There was no guarantee Virginia would legalize casino gambling when Alliance Group was called in September 2018 to help launch what The United Co. CEO Jim McGlothlin characterized as a “moonshot idea” from his childhood friend and business partner Clyde Stacy. The pitch: To build a resort and casino at the dormant Bristol Mall, which had been purchased by Stacy, president of Par Ventures LLC. “They needed to embark on what became a two-year legislative effort,” says Andy Poarch, who led the communications and outreach efforts that helped the planned $400 million Bristol Hard Rock Hotel & Casino receive overwhelming approval from local voters in a November referendum. Planned to begin construction in early fall 2021, the casino will serve as an economic catalyst for Bristol and Southwest Virginia, Poarch says.
Emily Hasty Reynolds
Executive director of governmental affairs, Hampton Roads Chamber
In December, Emily Reynolds marks the end of her first year as director of governmental affairs for the Hampton Roads Chamber. She had plenty of business and politics to keep her busy during a year that coincided with a presidential election and the General Assembly’s extended session during a pandemic. Her duties this year included arranging Virginia’s 2nd Congressional District debate, which the chamber hosted in October. A 2018 Liberty University graduate, Reynolds worked as a legislative aide for state Sen. Stephen D. Newman, R-Lynchburg, before joining the chamber. She’s hopeful the long-lauded Virginia Way will emerge in 2021 and overtake the partisan divide.

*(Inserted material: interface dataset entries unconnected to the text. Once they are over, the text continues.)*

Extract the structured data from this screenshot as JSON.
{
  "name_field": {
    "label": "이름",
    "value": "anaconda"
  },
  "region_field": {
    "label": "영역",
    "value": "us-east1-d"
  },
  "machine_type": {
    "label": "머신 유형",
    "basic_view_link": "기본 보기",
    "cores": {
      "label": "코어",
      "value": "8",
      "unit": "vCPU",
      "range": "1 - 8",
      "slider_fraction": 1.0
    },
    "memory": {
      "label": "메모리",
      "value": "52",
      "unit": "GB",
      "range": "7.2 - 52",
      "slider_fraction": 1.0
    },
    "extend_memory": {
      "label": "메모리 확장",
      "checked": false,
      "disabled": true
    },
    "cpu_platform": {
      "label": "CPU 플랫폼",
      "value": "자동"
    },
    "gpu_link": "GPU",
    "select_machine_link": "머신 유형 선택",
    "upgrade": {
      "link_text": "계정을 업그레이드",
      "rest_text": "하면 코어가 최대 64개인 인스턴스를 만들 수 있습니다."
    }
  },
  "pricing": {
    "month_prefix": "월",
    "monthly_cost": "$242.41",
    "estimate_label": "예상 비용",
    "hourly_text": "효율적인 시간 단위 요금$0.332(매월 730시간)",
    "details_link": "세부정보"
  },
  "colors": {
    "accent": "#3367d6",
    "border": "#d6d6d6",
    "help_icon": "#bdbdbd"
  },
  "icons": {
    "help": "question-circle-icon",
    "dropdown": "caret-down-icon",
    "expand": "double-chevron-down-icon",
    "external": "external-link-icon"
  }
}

Partner, Capital Results
No tax breaks, no public funds — “not one single penny,” Jay Smith says of the planned $500 million Norfolk Resort & Casino. “That resonates with people.” It did for 65% of Norfolk voters, who approved the casino in a November referendum. Smith is spokesman for the Pamunkey Indian Tribe and its Norfolk casino project, which he says will create 2,500 permanent jobs, $30 million annually for Virginia’s public schools and $30 million in new annual revenue for Norfolk. Smith attended Virginia Tech, stayed for graduate school and started with Capital Results a month after it was formed in 1999, helping a variety of clients with messaging and public relations. The Pamunkey tribe, which also wants to build a casino in Richmond, plans to start work on its Norfolk project in 2021, when Smith also has his sights set on climbing Mount Rainier.
President and chief operating officer, Madison+Main
After spending the bulk of her career at Richmond branding, marketing and public relations agency Madison+Main, Molly Whitfield was named president in March. She joined the firm as traffic and production manager in 2007, working in every area of the agency for 13 of its 15 years. With Whitfield adding president to her title, Madison+Main’s founder and previous president, Dave Saunders, has been elevated to chief idea officer. Whitfield, who was born in Florida and grew up in Virginia, expects remote work to continue in 2021. She’ll also keep a business model that focuses on clients who make up no more than 15% to 20% of total billings. “I really am focused on overall efficiency,” Whitfield says, “and streamlining different things we do so that we can focus on the creativity.”